The right mix of colours will make your brand look more cohesive and consistent. It is not an easy process, and I often hear clients lament that something is missing, but it's good fun, so I suggest you give it a go.
What type of imagery are you using? Is it all black and white; do they have a dreamy feel to them; is there a focus on a particular item with the rest blurred; are they vintage?
Put a selection of images together and decide what it is that they have in common. Then try to always stick to that. Imagery gives off a feeling - and you want your company, brand and marketing to give off the same vibe every time.
Emotions are visual, so your words need to have imagery when you speak. These visuals must match how you want your clients and customers to feel. Portray personality types with the right image and reach your audience effectively.
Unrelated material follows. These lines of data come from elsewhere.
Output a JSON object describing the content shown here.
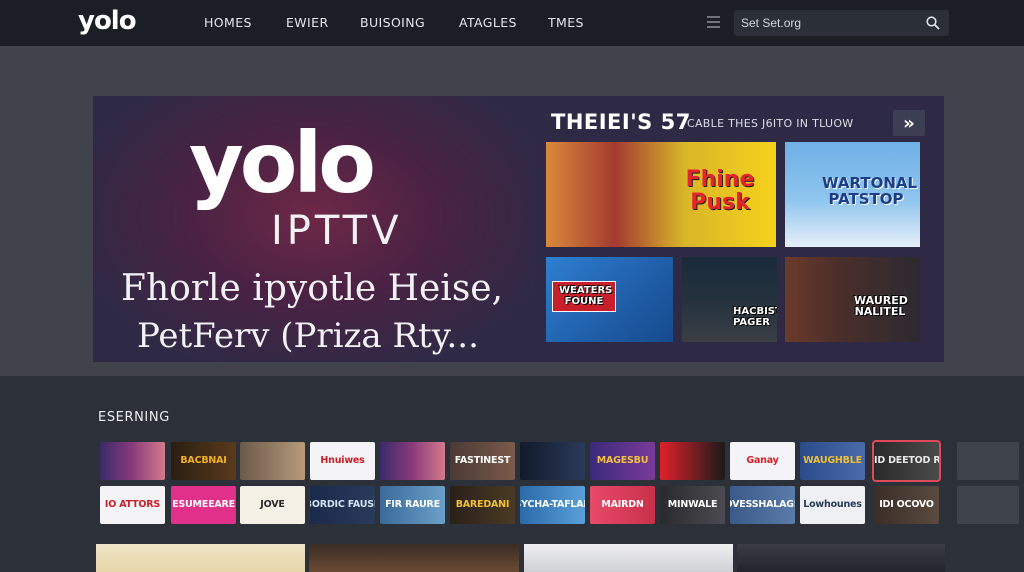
{
  "nav": {
    "logo": "yolo",
    "links": [
      "HOMES",
      "EWIER",
      "BUISOING",
      "ATAGLES",
      "TMES"
    ],
    "search_value": "Set Set.org",
    "menu_icon": "list-icon",
    "search_icon": "search-icon"
  },
  "hero": {
    "word": "yolo",
    "sub": "IPTTV",
    "tagline1": "Fhorle ipyotle Heise,",
    "tagline2": "PetFerv (Priza Rty...",
    "heading": "THEIEI'S 57",
    "caption": "CABLE THES J6ITO IN TLUOW",
    "next_label": "»",
    "features": [
      "Fhine Pusk",
      "WARTONAL PATSTOP",
      "WEATERS FOUNE",
      "HACBIST PAGER",
      "WAURED NALITEL"
    ]
  },
  "row": {
    "title": "ESERNING",
    "tiles_top": [
      "",
      "BACBNAI",
      "",
      "Hnuiwes",
      "",
      "FASTINEST",
      "",
      "MAGESBU",
      "",
      "Ganay",
      "WAUGHBLE",
      "WRIOID DEETOD RVERS",
      ""
    ],
    "tiles_bottom": [
      "IO ATTORS",
      "ESUMEEARE",
      "JOVE",
      "BORDIC FAUSE",
      "FIR RAURE",
      "BAREDANI",
      "SYCHA-TAFLAR",
      "MAIRDN",
      "MINWALE",
      "OVESSHALAGS",
      "Lowhounes",
      "IDI OCOVO",
      ""
    ]
  },
  "colors": {
    "nav_bg": "#1b1e25",
    "hero_bg": "#2e2a45",
    "accent_selected": "#e0495a"
  }
}
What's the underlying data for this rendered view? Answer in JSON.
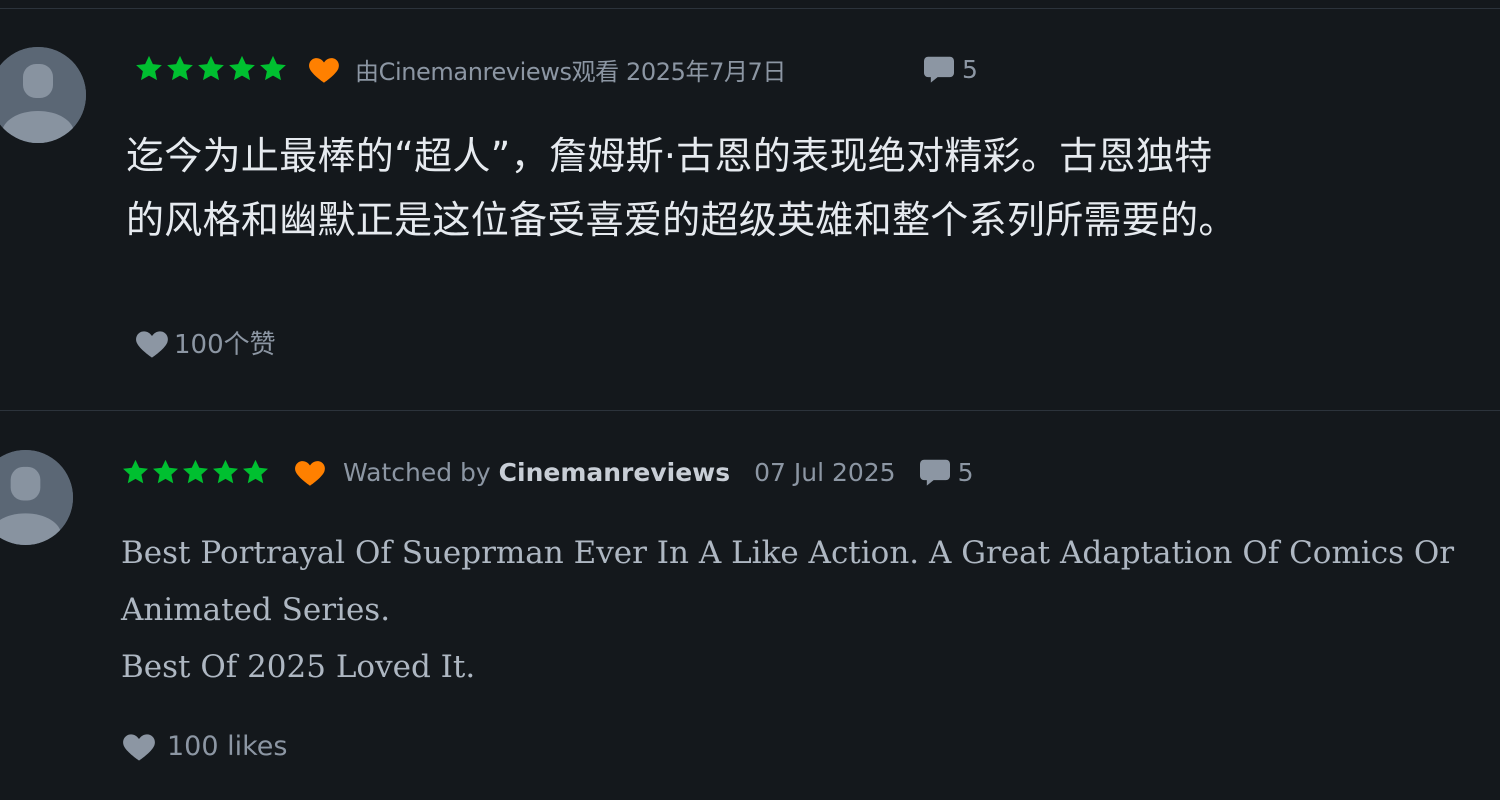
{
  "colors": {
    "background": "#14181c",
    "star_green": "#00c030",
    "liked_heart_orange": "#ff8000",
    "muted_text": "#8c96a3",
    "avatar_gray": "#5b6775"
  },
  "reviews": [
    {
      "rating_stars": 5,
      "liked": true,
      "watched_by_text": "由Cinemanreviews观看 2025年7月7日",
      "comment_count": "5",
      "body_lines": [
        "迄今为止最棒的“超人”，詹姆斯·古恩的表现绝对精彩。古恩独特",
        "的风格和幽默正是这位备受喜爱的超级英雄和整个系列所需要的。"
      ],
      "likes_text": "100个赞"
    },
    {
      "rating_stars": 5,
      "liked": true,
      "watched_prefix": "Watched by",
      "username": "Cinemanreviews",
      "date": "07 Jul 2025",
      "comment_count": "5",
      "body_lines": [
        "Best Portrayal Of Sueprman Ever In A Like Action. A Great Adaptation Of Comics Or",
        "Animated Series.",
        "Best Of 2025 Loved It."
      ],
      "likes_text": "100 likes"
    }
  ],
  "icons": {
    "star": "star-icon",
    "liked_heart": "heart-icon",
    "comment": "comment-bubble-icon",
    "like_heart": "heart-icon",
    "avatar": "default-avatar-icon"
  }
}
Equally, if it's not correct, it can be confusing with your audience getting mixed messages of what their experience with you will be.
Tone of voice
Are you friendly, corporate, personal...who is your business? Your intended audience will often dictate this. If your customers are industrial engineers, it will require a different tone of voice than stay at home parents looking for entertainment for their children.
Whatever your audience, don't say you're friendly and approachable but then use blunt language in your emails. It will simply put people off.
And when you do write - do your best to avoid spelling mistakes. Especially in customer emails and on your website. Do you allow abbreviations and slang, or do you prefer to write things the old classic way?
Whatever you choose - ensure it's consistent with your set brand strategy - and spelt correctly!
If you can, put your business style on your designs instead of using existing templates. It will make you more recognisable. Perhaps consider putting a budget aside for seasonal professional design services.
Once you have your templates, you can use them as a base for your work. Whatever style you go for, as mentioned before, consistency is vital.
Also, bear in mind that if you do want to try new ideas, it's best to do it in areas where you can remove them easily if you change your mind.
The best way to successfully achieve the above would be to draft a set of brand guidelines based on your brand strategy. With guidelines, you automatically stay consistent, and your brand will look professional in style, tone and voice.
To learn more about brand guidelines, keep an eye out for upcoming blogs.
For brand strategy services and design - Pink Pineapple work with a selected group of strategists and talented designers to ensure you have what you need to succeed.
Anna Seefeldt is your practical, straight-talking brand strategy consultant. She founded Pink Pineapple to help small business owners build strong brands that allow them to elevate to the next level and run successful enterprises. By collaborating with experts in supporting fields like designers and photographers, she has all your brand needs covered. Anna loves all things champagne, shoes & tea!
Join her with a cup of tea to share about your business needs by contacting her here!